● WORK ORDER:
Wherever the word "number" occurs in the lines below, copy the whole line.
───── SOURCE RECORDS
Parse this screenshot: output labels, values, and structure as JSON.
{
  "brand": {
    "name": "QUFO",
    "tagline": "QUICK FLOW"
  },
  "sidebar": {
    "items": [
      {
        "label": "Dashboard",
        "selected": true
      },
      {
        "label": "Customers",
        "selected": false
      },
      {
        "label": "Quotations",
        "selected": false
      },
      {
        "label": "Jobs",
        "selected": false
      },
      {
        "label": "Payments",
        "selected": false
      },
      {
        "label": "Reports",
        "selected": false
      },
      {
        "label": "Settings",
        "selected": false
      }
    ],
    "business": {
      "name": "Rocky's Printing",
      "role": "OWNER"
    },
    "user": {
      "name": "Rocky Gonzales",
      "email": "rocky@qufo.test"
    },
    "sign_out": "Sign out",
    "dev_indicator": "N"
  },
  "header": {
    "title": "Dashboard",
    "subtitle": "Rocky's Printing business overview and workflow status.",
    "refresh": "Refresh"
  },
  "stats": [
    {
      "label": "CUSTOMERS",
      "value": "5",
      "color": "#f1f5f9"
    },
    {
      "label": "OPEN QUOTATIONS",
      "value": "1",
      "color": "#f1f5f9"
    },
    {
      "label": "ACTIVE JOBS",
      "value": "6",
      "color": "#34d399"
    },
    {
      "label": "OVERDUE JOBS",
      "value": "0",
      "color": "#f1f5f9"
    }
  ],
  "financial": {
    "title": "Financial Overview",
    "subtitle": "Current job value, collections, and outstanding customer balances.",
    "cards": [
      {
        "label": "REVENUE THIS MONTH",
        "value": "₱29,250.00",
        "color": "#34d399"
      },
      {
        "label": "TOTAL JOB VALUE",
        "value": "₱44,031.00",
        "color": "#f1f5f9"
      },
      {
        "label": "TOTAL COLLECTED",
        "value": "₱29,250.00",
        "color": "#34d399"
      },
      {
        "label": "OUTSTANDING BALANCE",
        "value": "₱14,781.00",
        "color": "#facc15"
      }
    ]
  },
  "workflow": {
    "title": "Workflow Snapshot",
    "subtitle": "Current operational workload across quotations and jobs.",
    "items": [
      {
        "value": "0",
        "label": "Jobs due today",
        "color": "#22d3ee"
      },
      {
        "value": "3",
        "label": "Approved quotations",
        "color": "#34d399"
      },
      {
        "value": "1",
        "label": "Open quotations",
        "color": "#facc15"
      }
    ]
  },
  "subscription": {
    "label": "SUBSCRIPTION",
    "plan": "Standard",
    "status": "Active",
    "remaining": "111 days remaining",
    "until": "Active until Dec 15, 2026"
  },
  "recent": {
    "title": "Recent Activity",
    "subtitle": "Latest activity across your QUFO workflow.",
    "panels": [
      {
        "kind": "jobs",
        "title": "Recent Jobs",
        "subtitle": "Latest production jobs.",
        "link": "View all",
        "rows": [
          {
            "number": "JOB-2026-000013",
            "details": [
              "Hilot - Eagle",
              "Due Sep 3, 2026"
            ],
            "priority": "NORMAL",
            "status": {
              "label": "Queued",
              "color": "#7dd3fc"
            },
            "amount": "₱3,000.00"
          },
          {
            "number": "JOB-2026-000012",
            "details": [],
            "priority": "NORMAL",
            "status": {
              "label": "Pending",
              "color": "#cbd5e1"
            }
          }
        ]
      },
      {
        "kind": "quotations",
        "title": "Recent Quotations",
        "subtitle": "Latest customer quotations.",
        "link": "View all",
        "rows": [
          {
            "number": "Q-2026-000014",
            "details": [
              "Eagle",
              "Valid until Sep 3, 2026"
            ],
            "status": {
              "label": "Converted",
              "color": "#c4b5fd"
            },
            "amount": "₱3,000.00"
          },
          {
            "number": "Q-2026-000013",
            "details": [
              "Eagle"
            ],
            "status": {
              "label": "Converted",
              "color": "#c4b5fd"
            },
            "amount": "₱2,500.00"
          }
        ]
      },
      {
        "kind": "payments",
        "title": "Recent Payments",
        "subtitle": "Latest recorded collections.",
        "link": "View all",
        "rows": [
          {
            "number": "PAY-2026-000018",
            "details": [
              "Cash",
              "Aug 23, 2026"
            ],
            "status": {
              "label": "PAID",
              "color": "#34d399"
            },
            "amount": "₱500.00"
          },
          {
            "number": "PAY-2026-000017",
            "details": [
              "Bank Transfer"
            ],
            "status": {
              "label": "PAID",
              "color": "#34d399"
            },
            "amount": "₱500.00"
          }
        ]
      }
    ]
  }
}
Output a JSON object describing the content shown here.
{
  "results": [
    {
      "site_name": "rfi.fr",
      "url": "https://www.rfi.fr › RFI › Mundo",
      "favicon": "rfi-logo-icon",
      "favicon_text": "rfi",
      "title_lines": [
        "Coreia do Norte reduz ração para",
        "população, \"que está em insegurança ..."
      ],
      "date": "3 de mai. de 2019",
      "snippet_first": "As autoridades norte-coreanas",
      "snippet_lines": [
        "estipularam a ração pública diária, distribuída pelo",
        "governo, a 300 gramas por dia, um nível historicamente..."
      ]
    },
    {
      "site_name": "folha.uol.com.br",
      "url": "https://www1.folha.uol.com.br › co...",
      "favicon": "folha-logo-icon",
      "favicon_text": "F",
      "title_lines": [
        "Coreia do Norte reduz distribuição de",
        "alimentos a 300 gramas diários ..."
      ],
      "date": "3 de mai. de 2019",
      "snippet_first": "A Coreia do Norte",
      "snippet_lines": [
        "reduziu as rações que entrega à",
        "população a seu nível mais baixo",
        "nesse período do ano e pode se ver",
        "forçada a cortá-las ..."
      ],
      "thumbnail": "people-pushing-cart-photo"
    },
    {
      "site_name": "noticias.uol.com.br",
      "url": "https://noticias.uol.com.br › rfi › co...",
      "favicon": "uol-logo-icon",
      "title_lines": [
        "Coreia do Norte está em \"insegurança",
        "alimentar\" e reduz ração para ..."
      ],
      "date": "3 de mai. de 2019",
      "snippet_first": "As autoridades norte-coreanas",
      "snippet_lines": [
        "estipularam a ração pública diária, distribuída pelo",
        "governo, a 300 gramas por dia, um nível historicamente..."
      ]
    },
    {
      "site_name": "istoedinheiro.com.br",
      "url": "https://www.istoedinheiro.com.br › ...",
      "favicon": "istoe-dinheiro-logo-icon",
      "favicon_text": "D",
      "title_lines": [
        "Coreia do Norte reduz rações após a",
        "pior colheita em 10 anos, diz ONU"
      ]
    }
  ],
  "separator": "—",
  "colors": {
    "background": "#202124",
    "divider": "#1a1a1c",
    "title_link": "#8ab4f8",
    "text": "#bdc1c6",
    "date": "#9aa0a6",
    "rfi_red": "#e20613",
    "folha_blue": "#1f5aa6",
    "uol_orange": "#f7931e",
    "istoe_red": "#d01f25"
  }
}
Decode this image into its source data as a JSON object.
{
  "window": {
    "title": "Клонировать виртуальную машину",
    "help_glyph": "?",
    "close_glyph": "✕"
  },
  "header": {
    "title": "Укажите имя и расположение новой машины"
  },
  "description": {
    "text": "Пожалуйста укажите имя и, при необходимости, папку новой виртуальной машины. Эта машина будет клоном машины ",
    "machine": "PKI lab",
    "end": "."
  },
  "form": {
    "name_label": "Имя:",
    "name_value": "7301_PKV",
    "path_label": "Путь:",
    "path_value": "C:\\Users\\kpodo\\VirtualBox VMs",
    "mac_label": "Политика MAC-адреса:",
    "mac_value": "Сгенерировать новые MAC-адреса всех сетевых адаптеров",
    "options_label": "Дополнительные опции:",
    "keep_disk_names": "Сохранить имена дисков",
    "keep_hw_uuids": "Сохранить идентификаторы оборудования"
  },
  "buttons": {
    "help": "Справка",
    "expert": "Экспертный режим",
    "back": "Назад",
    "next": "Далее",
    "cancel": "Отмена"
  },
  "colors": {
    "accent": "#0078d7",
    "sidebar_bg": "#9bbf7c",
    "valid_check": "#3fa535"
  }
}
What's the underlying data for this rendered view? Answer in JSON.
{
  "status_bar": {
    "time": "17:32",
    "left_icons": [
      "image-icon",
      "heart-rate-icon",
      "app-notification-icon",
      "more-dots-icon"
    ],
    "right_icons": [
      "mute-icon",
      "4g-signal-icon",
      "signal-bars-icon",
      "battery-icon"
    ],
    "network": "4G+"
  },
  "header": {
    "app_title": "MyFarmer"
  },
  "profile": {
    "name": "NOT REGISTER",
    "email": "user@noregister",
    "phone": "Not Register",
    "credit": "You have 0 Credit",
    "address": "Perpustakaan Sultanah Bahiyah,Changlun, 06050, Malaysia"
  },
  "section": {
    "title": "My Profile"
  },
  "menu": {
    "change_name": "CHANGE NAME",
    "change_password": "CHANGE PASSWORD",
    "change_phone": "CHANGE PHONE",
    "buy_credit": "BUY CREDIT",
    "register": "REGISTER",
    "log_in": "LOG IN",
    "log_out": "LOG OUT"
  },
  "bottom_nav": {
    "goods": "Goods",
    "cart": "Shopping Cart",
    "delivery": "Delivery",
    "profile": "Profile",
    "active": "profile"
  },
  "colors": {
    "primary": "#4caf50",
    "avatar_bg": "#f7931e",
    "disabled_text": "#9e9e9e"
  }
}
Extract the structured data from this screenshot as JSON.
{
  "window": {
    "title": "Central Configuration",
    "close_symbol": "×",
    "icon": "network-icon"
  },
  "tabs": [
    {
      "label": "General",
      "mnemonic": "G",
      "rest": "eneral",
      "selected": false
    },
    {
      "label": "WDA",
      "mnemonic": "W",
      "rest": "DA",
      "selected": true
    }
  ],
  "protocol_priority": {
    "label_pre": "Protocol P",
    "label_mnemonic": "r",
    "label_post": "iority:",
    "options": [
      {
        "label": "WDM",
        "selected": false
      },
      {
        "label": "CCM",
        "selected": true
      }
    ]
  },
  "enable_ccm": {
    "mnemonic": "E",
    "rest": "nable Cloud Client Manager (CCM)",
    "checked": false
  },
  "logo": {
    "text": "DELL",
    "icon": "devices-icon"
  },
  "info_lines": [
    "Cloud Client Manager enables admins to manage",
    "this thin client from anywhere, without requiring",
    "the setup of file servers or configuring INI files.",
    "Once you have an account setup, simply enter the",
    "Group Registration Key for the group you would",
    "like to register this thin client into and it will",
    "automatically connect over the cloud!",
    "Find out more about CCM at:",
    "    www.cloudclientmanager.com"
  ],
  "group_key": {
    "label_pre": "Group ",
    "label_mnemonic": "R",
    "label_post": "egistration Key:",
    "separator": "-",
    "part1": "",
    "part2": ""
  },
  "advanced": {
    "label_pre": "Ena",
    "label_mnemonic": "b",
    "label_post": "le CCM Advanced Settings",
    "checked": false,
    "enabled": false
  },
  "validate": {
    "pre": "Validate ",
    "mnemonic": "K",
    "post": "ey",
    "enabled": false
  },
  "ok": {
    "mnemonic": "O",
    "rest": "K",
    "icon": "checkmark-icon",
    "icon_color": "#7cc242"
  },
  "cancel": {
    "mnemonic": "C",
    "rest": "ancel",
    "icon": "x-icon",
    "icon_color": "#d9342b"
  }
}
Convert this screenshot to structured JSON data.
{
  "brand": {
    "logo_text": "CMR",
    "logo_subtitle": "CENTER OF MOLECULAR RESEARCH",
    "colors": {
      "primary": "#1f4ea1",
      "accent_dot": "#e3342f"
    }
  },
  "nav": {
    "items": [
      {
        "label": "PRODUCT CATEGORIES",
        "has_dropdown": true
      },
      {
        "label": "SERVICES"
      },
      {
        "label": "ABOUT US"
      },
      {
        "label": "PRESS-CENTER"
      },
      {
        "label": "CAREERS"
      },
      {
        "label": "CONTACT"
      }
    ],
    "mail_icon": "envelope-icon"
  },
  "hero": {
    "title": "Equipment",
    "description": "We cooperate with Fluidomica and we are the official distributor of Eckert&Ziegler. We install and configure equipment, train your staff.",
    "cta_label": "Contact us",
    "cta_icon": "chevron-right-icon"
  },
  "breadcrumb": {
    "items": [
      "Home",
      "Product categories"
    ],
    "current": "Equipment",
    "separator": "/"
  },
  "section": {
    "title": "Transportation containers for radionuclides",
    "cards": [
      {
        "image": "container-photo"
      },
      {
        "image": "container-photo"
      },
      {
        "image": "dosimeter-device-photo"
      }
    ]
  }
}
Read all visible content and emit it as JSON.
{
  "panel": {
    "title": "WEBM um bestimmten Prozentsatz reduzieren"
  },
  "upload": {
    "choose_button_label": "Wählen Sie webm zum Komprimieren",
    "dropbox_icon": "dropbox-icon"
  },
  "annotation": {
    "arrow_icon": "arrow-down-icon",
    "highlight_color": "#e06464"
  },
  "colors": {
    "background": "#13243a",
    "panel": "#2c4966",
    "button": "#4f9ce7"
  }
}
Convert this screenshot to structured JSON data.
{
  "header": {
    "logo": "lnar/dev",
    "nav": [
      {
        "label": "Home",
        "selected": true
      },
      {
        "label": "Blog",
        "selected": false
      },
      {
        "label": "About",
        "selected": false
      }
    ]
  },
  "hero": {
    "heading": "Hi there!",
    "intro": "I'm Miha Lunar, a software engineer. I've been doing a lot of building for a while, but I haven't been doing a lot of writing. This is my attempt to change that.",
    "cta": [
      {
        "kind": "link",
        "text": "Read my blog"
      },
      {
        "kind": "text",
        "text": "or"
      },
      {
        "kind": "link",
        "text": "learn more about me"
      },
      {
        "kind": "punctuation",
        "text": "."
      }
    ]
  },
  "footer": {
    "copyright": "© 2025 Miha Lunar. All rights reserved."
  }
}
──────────
● WRITTEN ANSWER:
            "number": "JOB-2026-000013",
            "number": "JOB-2026-000012",
            "number": "Q-2026-000014",
            "number": "Q-2026-000013",
            "number": "PAY-2026-000018",
            "number": "PAY-2026-000017",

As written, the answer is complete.